  • 73

    Geek'd Out

    A lot of the reason why Fury #1 is a worthwhile effort is down to writer Al Ewing’s deft touch. One of his most defining qualities as an author is his deep love for continuity and bringing back the old to make something new, and he definitely does a lot of that here. The plot isn’t anything groundbreaking —why fix something that isn’t broken?— but it does bring Nick Fury (Junior) back into his father’s orbit, with decades of super spy intrigue culminating in a showdown that will require both of their skills.

    As always, however, it’s not the what, but the how, and Fury #1 is an incredibly handsome package from script to page. Ewing and a bevy of artists including Scott Eaton & Cam Smith, Tom Reilly, Adam Kubert, and Ramon Rosanas take the Furies through time and space with segments set in different decades, each styled to look like pastiches of the comics of those era. One of them is specifically set in a comic book depicting the senior Fury’s adventures in the Sixties —a diversion that is actually plot-relevant and not filler— lending a fun meta approach that isn’t cloying or overly obvious. Another section is rendered to appear as though it’s been printed on low-quality paper with imperfect coloring. Ewing’s comics always have a sense of fun behind them, and the aforementioned artists all contribute to this, with Jordie Bellaire’s characteristic colors tying it all together in a visually cohesive way. If you’re looking for a riveting one-and-done standalone comic book that doesn’t require any further reading once you’ve turned past the final page, Fury #1 isn’t a bad place to start.

  • 70

    The Comicbook Dispatch
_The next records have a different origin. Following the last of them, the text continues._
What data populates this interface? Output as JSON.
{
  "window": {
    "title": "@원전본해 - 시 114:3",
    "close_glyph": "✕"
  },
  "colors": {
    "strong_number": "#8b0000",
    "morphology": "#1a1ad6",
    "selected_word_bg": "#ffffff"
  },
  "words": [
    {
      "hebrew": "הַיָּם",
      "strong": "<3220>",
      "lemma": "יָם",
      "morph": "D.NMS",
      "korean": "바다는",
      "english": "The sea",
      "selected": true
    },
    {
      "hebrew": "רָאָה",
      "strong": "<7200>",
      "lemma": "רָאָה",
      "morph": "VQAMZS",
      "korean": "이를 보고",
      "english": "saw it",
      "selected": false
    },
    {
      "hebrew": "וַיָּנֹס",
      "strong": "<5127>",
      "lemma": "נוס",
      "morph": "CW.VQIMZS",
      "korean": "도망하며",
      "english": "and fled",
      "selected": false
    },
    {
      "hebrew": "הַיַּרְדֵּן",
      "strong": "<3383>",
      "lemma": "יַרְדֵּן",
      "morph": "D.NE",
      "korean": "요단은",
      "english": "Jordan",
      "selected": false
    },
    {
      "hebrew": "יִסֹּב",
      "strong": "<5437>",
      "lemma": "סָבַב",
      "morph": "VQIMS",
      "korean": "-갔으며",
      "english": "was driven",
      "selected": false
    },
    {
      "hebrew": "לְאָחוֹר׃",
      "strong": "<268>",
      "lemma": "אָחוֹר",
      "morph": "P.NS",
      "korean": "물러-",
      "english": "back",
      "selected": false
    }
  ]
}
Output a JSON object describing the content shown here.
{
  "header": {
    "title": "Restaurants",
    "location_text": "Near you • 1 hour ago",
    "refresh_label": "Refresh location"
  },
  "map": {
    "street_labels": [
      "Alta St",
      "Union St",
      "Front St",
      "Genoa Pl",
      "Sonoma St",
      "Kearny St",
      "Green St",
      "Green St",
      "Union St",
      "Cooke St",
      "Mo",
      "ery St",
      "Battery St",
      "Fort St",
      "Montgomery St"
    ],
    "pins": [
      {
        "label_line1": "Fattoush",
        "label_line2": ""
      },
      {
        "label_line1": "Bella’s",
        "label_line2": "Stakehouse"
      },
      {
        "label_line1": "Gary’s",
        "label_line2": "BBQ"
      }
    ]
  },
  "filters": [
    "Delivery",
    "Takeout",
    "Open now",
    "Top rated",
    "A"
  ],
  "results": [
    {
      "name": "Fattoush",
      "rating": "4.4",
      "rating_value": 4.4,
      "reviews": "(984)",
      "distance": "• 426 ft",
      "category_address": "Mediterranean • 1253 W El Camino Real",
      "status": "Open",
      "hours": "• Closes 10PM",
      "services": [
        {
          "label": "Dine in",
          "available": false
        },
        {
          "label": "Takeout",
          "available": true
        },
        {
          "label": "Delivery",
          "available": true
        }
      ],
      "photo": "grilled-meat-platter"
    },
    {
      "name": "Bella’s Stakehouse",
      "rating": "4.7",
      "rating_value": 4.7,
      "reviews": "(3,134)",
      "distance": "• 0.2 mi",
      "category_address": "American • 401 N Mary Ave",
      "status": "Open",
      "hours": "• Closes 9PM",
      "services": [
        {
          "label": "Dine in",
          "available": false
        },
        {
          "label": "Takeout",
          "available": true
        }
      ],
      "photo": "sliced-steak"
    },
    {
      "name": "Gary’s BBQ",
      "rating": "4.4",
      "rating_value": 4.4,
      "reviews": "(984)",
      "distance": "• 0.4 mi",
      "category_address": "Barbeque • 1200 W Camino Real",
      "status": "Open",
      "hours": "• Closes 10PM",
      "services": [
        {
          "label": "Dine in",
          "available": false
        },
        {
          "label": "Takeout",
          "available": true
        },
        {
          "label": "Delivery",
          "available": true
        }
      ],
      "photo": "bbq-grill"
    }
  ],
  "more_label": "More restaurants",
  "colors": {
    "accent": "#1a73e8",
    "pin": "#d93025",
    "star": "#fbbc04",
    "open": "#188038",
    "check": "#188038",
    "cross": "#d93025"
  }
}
    Fury #1 was incredibly confusing and used mainly as a chess piece to drop subtle hints for this Zodiac Key, these Zodiac Doors, and a tool to usher back into the comic fold Nick Fury… or at least the MCU-looking Nick Fury also known as Nick Fury Jr. If you can comb through the confusing elements and backstories, you’ll see some potential involving Fury and the possibilities of some pretty cool espionage narratives on the horizon. However, since I’m solely grading THIS issue, it’s extremely hard to overlook the crazy narrative beats, heavy dialogue, and confusing story beats for new fans interested in test-driving this narrative on Nick Fury. Fury #1 is not for the newbie or person whimsically interested in diving deeper into the character based on their MCU experience. It’s for the fan who’s been reasonably invested in comics or has been entrenched in the history of Nick Fury to date. Therefore, I’d tread lightly if you’re jumping into Fury #1 or be prepared for a very difficult read.

  • 70

    Major Spoilers

    As someone who has lamented the loss of the traditional super-spy characters in modern stories, I find the return to guts-and-gadgets espionage of Fury #1 narratively satisfying on some levels, as I have wanted to see SHIELD reform pretty much ever since the ridiculousness of Secret Empire, but also can’t quite call the balance of flashback/tribute to new story perfect,. I do wish that some of the events herein had been gradually built up in another series, but overall, I’m looking forward to seeing where Fury goes from here.

  • 60

    Fury #1 utilizes a writer with a deep appreciation for comics and superhero history with a lineup of impressive artists applying their distinctive approaches in appropriate settings; it has all of the pieces necessary to thrill Nick Fury fans. Yet it lacks a story or purpose capable of thrilling, prioritizing style over substance in an issue that few Marvel readers would ever notice they missed.

More From Fury (2023)